→ **WHAT YOU ARE ASKED TO DO**
Please return the lines of the data that contain "west".

[Element data from apps and pages]

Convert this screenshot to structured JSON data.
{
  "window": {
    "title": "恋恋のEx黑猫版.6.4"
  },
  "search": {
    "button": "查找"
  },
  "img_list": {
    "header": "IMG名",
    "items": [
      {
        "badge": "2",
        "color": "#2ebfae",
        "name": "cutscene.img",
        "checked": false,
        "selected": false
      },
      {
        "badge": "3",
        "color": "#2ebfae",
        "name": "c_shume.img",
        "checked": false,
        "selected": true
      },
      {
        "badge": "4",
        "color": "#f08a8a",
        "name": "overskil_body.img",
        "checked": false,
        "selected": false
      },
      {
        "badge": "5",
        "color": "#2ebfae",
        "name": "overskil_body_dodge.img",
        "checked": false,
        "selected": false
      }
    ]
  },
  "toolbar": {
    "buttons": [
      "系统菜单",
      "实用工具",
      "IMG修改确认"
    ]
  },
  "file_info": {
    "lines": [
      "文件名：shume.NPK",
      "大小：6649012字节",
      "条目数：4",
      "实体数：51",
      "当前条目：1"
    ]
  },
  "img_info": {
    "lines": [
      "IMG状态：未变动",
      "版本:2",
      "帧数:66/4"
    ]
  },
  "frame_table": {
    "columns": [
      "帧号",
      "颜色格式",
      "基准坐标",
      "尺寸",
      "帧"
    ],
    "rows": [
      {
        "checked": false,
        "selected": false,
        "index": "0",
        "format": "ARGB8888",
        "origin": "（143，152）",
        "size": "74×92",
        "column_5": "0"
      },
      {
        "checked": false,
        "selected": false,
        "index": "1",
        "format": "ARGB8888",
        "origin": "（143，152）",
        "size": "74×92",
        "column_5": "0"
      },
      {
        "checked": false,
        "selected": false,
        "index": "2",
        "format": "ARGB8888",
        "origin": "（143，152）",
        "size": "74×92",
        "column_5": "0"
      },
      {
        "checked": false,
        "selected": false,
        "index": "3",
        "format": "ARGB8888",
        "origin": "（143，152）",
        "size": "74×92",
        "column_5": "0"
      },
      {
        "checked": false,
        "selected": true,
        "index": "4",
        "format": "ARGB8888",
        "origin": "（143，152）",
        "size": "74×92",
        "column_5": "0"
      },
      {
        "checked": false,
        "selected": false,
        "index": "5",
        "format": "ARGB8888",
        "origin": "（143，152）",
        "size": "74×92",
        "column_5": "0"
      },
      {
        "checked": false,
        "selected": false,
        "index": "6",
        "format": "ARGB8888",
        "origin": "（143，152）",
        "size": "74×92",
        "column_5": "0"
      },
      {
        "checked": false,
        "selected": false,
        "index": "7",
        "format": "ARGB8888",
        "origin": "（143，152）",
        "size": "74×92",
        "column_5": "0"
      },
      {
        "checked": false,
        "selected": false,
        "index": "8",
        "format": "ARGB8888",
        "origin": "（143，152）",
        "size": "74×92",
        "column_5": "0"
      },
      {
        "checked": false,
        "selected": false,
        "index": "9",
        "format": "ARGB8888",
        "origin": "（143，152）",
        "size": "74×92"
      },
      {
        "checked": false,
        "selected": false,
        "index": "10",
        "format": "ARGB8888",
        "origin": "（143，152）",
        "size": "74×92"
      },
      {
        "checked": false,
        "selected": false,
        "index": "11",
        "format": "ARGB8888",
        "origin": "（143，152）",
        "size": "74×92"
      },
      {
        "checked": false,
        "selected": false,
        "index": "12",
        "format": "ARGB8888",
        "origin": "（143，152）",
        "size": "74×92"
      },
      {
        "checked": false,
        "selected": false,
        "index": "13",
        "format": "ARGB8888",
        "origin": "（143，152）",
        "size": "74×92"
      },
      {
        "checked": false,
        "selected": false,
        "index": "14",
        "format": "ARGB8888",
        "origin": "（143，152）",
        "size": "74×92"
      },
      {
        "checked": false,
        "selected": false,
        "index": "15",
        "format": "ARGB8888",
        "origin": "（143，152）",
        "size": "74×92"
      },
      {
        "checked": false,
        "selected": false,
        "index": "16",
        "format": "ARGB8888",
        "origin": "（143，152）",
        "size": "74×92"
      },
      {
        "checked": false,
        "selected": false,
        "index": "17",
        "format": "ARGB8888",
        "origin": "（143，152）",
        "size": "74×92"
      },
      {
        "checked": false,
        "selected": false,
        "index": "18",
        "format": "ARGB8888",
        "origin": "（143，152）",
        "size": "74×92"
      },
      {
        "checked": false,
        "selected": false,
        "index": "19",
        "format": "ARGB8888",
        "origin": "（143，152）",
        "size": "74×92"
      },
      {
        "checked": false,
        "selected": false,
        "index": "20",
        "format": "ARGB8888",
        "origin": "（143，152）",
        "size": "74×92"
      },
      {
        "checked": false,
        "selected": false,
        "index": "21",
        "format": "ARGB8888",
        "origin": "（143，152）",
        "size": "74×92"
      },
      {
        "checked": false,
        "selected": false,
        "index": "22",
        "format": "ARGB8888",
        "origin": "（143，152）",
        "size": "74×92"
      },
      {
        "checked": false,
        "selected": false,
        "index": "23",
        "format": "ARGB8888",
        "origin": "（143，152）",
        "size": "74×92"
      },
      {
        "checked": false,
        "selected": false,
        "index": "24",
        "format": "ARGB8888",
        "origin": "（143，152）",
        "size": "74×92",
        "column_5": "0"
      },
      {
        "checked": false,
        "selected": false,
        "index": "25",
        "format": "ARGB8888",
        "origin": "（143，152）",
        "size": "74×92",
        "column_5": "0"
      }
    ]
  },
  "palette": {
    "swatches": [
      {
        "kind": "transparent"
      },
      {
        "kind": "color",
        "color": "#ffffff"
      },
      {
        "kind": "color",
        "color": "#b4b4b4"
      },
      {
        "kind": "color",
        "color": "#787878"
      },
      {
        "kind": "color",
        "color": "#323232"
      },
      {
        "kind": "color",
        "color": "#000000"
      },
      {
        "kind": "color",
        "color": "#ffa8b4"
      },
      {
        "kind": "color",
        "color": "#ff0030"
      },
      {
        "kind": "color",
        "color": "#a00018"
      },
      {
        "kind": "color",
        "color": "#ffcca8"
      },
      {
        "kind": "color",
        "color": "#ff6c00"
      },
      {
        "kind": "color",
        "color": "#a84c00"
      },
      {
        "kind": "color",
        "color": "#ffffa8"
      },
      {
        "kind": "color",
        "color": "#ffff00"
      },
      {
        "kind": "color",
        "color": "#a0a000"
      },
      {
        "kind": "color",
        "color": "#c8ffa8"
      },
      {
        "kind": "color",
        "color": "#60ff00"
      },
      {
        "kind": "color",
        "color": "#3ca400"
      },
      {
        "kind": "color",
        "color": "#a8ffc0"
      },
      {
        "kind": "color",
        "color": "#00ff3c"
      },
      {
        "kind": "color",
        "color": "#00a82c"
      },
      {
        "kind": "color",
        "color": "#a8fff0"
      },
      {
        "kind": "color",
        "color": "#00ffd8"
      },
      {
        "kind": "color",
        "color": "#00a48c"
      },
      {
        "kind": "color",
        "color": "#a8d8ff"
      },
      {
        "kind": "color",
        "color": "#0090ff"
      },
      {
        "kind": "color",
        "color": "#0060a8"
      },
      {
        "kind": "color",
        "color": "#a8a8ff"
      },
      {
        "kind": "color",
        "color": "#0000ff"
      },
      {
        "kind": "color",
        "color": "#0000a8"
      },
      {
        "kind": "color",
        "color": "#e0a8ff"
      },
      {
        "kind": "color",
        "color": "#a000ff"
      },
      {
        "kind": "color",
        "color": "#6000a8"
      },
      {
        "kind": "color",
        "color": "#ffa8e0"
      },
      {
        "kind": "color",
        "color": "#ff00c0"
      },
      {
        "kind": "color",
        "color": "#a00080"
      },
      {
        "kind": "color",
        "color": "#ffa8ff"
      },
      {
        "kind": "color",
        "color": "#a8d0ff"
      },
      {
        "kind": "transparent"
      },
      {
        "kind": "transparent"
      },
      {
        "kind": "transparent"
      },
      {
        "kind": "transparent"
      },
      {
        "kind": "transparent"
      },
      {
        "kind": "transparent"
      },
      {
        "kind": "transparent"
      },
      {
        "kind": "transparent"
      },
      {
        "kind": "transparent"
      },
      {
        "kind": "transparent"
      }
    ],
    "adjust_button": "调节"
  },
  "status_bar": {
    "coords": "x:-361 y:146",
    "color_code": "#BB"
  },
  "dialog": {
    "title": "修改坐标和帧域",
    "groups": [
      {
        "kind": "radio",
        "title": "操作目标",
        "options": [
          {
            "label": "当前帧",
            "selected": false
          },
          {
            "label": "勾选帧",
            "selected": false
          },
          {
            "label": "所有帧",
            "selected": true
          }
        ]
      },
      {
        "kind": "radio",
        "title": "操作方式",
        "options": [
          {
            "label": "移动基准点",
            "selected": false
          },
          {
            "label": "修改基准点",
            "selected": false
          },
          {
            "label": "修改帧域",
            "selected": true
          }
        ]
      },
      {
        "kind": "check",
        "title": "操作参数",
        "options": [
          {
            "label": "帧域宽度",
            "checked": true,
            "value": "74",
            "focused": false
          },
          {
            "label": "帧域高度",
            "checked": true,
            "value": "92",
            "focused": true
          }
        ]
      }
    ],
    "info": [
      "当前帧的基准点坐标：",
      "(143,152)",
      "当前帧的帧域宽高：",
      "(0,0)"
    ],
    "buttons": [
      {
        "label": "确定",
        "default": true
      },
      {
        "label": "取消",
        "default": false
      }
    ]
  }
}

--

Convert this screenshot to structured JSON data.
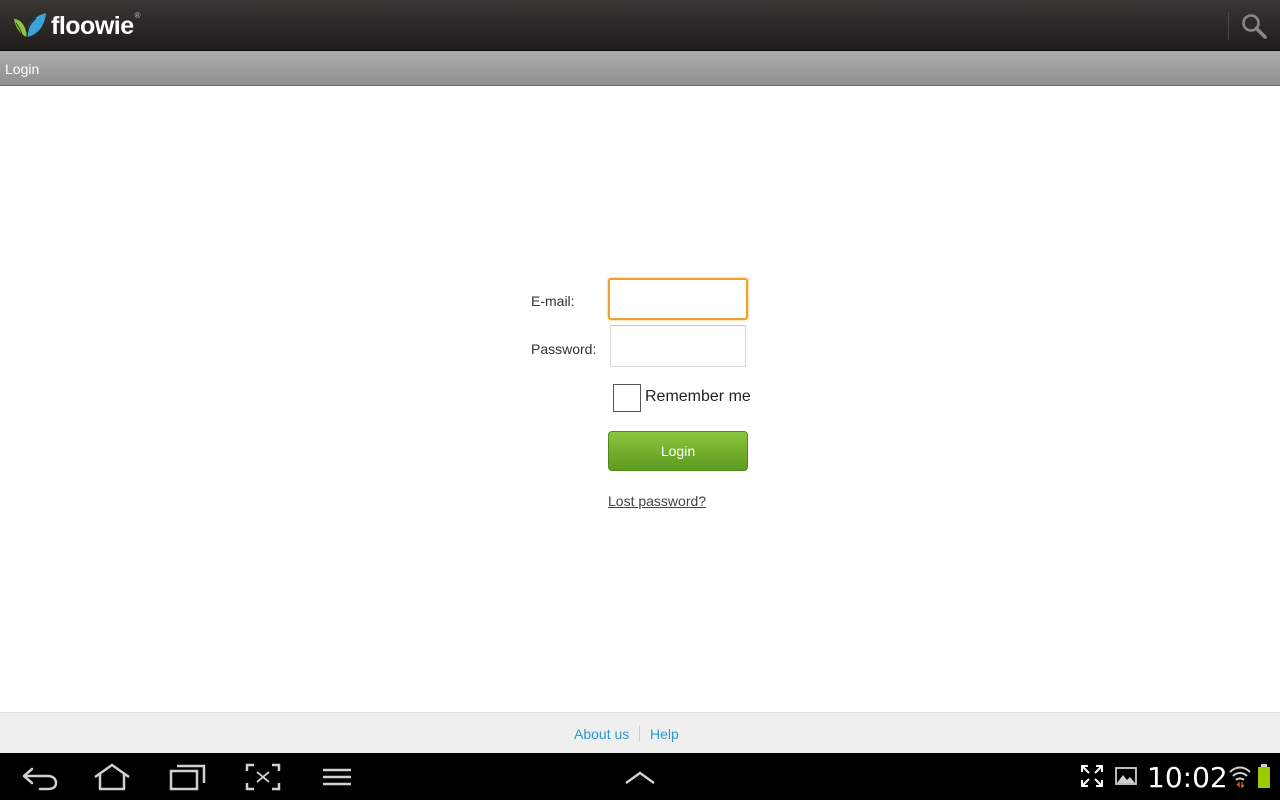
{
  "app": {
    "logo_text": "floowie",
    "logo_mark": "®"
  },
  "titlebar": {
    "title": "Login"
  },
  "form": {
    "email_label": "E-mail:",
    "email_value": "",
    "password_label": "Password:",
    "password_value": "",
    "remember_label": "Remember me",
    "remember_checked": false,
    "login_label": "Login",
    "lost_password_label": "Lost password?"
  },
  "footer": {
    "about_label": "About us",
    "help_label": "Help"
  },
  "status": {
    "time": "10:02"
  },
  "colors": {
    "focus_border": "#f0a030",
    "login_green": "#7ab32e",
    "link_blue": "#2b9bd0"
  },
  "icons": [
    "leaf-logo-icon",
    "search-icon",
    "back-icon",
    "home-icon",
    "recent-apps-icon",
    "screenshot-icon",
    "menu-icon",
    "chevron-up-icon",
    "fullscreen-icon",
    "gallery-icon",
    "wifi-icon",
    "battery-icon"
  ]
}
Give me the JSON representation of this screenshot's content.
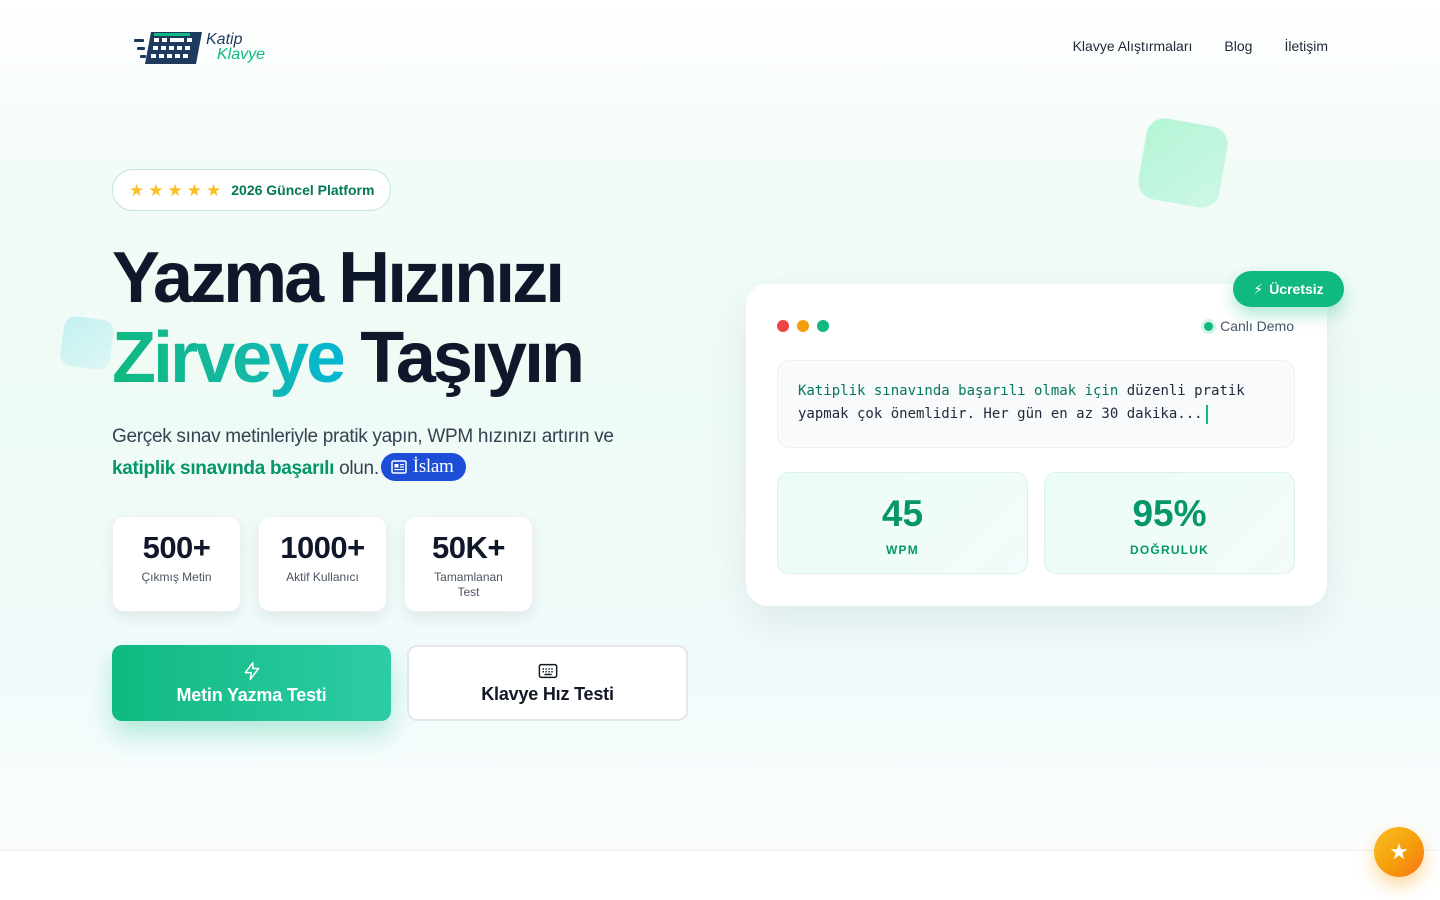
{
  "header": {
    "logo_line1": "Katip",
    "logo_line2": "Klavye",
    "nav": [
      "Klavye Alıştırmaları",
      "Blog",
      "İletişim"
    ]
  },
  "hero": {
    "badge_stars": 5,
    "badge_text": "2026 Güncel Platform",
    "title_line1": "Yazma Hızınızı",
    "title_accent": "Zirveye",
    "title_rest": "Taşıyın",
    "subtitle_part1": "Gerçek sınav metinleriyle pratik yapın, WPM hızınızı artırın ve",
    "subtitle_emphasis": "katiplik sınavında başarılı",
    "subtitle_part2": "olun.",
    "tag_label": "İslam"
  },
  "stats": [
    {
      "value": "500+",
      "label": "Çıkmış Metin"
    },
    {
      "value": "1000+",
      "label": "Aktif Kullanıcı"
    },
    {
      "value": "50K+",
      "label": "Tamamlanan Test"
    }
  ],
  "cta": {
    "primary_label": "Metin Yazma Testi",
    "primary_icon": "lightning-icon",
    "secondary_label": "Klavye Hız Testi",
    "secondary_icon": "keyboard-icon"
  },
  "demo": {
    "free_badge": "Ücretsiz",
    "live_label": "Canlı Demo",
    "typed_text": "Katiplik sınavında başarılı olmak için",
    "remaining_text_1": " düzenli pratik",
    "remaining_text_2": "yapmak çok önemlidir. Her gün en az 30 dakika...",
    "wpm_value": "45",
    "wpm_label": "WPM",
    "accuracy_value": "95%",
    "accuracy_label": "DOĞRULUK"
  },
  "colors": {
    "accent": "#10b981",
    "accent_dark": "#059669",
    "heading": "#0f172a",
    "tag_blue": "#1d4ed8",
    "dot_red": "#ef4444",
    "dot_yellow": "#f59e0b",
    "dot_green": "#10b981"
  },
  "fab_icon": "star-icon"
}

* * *

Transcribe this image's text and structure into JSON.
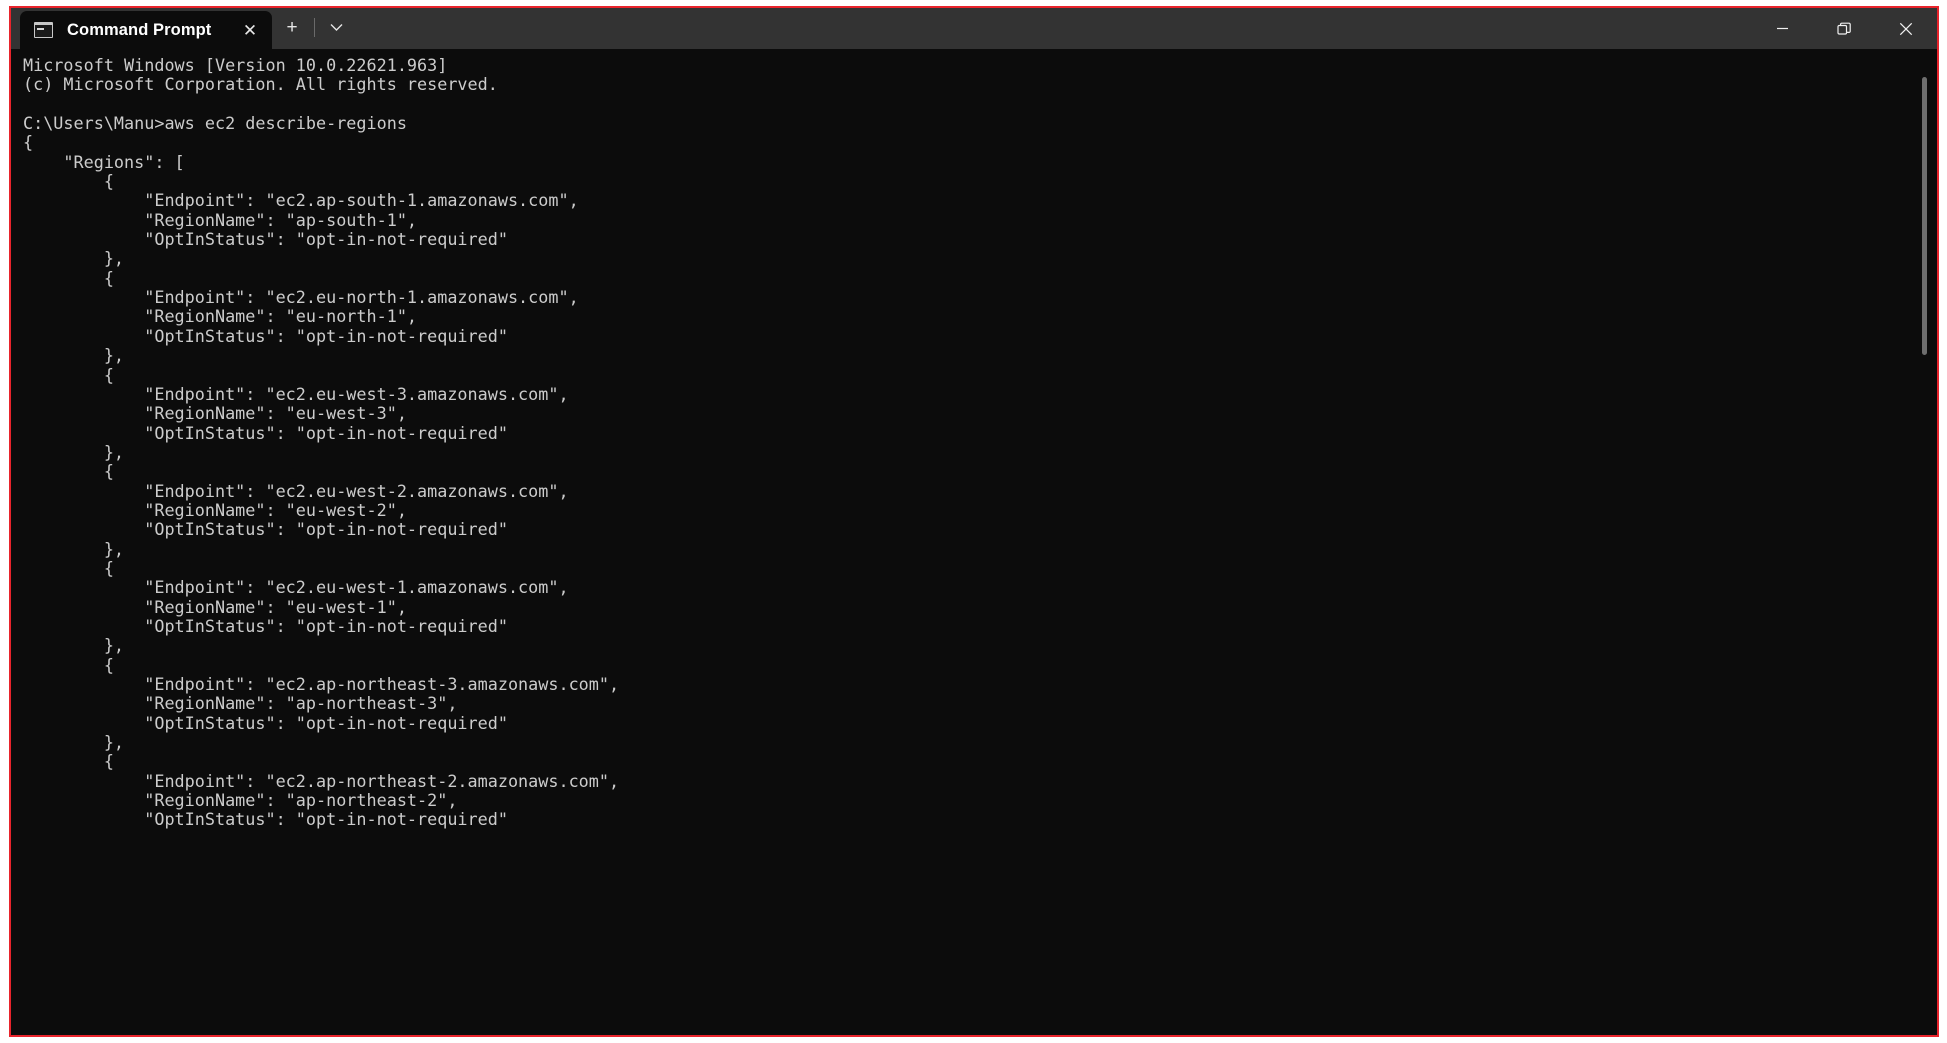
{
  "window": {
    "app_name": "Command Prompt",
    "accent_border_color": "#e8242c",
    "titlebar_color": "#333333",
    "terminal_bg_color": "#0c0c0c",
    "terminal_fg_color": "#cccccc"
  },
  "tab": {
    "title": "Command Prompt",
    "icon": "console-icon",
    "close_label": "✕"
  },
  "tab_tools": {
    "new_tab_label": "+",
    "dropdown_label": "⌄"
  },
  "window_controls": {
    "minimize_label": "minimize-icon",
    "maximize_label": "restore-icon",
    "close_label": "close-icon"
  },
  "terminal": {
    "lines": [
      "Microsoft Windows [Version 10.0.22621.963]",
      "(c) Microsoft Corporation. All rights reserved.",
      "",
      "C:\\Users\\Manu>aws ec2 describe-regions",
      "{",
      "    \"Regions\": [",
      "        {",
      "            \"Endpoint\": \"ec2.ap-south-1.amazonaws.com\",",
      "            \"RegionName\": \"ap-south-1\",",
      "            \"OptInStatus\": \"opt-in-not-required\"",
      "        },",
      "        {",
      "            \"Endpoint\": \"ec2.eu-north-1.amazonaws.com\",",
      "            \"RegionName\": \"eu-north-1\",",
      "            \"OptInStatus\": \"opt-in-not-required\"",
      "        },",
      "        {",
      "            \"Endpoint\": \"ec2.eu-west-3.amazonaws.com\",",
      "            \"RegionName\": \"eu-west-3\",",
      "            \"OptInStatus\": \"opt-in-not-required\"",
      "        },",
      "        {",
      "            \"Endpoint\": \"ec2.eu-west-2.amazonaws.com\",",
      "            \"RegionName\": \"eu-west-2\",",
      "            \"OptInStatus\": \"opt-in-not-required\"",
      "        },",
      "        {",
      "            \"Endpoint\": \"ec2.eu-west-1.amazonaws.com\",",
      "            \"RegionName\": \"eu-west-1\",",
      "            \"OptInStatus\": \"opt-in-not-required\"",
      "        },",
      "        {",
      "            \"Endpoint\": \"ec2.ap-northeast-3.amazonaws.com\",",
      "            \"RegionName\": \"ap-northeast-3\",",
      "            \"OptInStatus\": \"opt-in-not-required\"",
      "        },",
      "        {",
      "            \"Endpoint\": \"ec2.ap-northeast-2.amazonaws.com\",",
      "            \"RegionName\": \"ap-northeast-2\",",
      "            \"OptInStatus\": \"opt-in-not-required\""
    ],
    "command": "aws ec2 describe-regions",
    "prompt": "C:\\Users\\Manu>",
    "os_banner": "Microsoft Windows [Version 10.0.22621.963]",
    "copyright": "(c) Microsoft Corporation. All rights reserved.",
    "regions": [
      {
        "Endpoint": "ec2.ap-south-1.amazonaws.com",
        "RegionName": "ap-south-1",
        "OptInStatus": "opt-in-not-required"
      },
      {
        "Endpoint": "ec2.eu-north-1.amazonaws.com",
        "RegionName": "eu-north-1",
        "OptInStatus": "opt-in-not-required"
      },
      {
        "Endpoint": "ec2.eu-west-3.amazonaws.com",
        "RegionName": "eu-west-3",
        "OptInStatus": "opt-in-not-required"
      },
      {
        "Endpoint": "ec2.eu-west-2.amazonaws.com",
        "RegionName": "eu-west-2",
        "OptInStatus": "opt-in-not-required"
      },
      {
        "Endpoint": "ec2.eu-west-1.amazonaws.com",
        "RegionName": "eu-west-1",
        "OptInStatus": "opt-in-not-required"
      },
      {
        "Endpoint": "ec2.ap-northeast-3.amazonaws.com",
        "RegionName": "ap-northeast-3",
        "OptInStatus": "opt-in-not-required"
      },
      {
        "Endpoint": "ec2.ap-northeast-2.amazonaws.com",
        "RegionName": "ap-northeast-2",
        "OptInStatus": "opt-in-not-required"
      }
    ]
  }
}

→ **SOLUTION TO THIS PROBLEM**
      "            \"Endpoint\": \"ec2.eu-west-3.amazonaws.com\",",
      "            \"RegionName\": \"eu-west-3\",",
      "            \"Endpoint\": \"ec2.eu-west-2.amazonaws.com\",",
      "            \"RegionName\": \"eu-west-2\",",
      "            \"Endpoint\": \"ec2.eu-west-1.amazonaws.com\",",
      "            \"RegionName\": \"eu-west-1\",",
        "Endpoint": "ec2.eu-west-3.amazonaws.com",
        "RegionName": "eu-west-3",
        "Endpoint": "ec2.eu-west-2.amazonaws.com",
        "RegionName": "eu-west-2",
        "Endpoint": "ec2.eu-west-1.amazonaws.com",
        "RegionName": "eu-west-1",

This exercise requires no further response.